In order to protest that engine, the protester must pay $5000 to A4MP to have it confiscated by USAC and shipped to A4MP’s headquarters in Indianapolis, Indiana. The engine builder can be present, if they chose to be. If its legal, $2500 is awarded to the team that was protested for inconvenience. It then goes back with to the team or the engine builder. If it’s illegal, $10,000 goes to A4MP for expenses occurred while checking the engine.

Full Lock and Three-Wheelin’

While driving a sprint car is still a balance of traction and throttle, it was amazing to see just how sideways these guys were willing to go. Some would get a slight amount of opposite-lock while others. Well…

They would give Formula Drift cars a run for their money. It wasn’t unusual to see a few of these cars with the face of the wheel nearly parallel with the bumper of the car.

The other amazing thing to watch was how often these cars would retain bite going into the corner. Fully locked or not, the inside front wheel was off the ground for many of these cars.

Open Wheel Dangers

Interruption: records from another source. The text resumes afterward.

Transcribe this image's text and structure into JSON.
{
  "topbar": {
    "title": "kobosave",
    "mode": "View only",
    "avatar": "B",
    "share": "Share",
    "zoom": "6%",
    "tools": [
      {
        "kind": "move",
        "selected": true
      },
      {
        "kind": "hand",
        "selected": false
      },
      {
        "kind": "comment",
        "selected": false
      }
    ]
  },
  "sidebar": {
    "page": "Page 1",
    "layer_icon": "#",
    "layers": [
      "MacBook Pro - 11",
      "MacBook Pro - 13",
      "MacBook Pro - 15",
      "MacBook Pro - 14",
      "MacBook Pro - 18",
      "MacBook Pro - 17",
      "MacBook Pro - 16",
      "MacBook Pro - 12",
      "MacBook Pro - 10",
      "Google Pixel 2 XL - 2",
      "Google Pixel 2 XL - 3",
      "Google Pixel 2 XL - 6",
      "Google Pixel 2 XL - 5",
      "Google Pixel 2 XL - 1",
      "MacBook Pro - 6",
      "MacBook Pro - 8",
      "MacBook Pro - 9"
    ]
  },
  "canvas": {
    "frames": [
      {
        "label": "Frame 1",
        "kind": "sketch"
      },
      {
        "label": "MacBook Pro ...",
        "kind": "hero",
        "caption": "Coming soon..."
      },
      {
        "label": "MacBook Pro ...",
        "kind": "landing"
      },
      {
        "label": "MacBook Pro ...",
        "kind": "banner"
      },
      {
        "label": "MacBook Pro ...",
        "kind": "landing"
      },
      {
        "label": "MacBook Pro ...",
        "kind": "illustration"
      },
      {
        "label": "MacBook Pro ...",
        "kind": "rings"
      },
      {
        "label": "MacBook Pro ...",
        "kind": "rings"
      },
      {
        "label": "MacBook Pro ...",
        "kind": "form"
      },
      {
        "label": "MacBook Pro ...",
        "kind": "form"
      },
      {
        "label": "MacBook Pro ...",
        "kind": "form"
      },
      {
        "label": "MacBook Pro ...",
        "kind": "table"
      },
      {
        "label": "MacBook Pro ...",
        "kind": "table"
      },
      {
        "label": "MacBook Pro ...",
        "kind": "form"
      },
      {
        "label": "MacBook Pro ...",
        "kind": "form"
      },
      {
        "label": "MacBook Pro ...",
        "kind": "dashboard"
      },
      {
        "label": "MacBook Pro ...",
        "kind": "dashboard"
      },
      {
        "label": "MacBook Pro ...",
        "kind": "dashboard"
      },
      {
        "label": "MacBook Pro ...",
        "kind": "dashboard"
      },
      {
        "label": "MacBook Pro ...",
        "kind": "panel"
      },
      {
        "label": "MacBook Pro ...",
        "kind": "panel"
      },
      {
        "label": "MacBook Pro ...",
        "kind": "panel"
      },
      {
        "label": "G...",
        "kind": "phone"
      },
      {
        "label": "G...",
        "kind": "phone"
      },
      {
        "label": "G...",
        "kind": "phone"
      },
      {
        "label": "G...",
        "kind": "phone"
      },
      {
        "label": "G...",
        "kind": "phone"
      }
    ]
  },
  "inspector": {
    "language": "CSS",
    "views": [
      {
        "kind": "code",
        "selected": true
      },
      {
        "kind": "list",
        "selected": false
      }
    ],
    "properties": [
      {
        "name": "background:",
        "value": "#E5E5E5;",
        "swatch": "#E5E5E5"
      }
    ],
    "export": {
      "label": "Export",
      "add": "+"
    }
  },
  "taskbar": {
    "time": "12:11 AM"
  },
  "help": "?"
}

Unfortunately, as the night progressed, it wasn’t free of wrecks. Some were simple spin outs but there were a few tumbles at this night’s feature race. Right at the start, Cody Williams went over despite starting in fourth place. He would end up in 20th of 22 drivers for the feature.

On lap 16, AJ Bender would hit the wall outside of turn four and bring out an Open Red, allowing teams to check their cars and refuel, if necessary.

At the restart, R.J. Johnson was dominating and leading up to this point but would slide up the wall while chasing the track for grip. He would end up rolling over and out of the race for the rest of the night but be counted in 16th place.

Brody Roa Take the Win

The guy who was right beside R.J. Johnson most of the night was Brody Roa in the 91R Maxxim Chassis. After Johnson rolled, Roa took the lead and never looked back. Of the 30-laps, he lead 14 but the last one was the most important. Without it, he would take that checkered flag that night in the BR Performance HD Industries/Burris Racing car.

Watching this race remined me of why USAC drivers used to move on to the IndyCar series or the Championship Auto Racing Teams (CART) Series when it was still around. Now, you’ll probably end up watching these guys and gals end up in a NASCAR Monster Energy Car instead. It’s kind of a shame, when you think about it. This used to be where the next American open-wheel champion came from – open wheel, dirt oval racing. It taught you to anticipate and drive protectively while still being aggressive in an open wheel car.

Open Wheel Dreams

It was a dream for drivers from the 50s and as late as the 90s to end up at Indy or CART until drivers like Tony Stewart, Jeff Gordon, Kasey Kahne, Ryan Newman and others ditched open wheels for fenders in stock car racing. Ok, technically Stewart went to Indy after USAC, but he eventually found his way into NASCAR. Regardless, most USAC drivers now get development careers that takes them towards stock cars and trucks instead of the Indy 500.

That’s not to say we don’t see American talent in those IndyCars. They just come from go-karts and club-level formula cars now instead of the dirt ovals that made open wheel racing what it was for the United States. Though, that could also reflect what IndyCar has become and with the demise of CART, there aren’t as many open wheel oval races as there were during their heyday.

Amsoil USAC CRA Sprint Car Sample Gallery

Below is just a very small sample of the full gallery that you can find here.

Justin Banner

Justin Banner, Lead Editor and Founder of Carbage Online, has been involved with the automotive media and industry in many capacities and now tackles publication ownership with CarbageOnline.com. Prior to that, he has freelanced for top online publications of modern media that include Speedhunters, MotoIQ, Super Street Online, Hot Rod Magazine and many others. All due to his nearly 20 years experience as a mechanic, service writer, and technical support in the automotive industry. Justin is also a Journalist Level member of the Motor Press Guild - an industry recognized entity of professional automotive journalists - since 2015.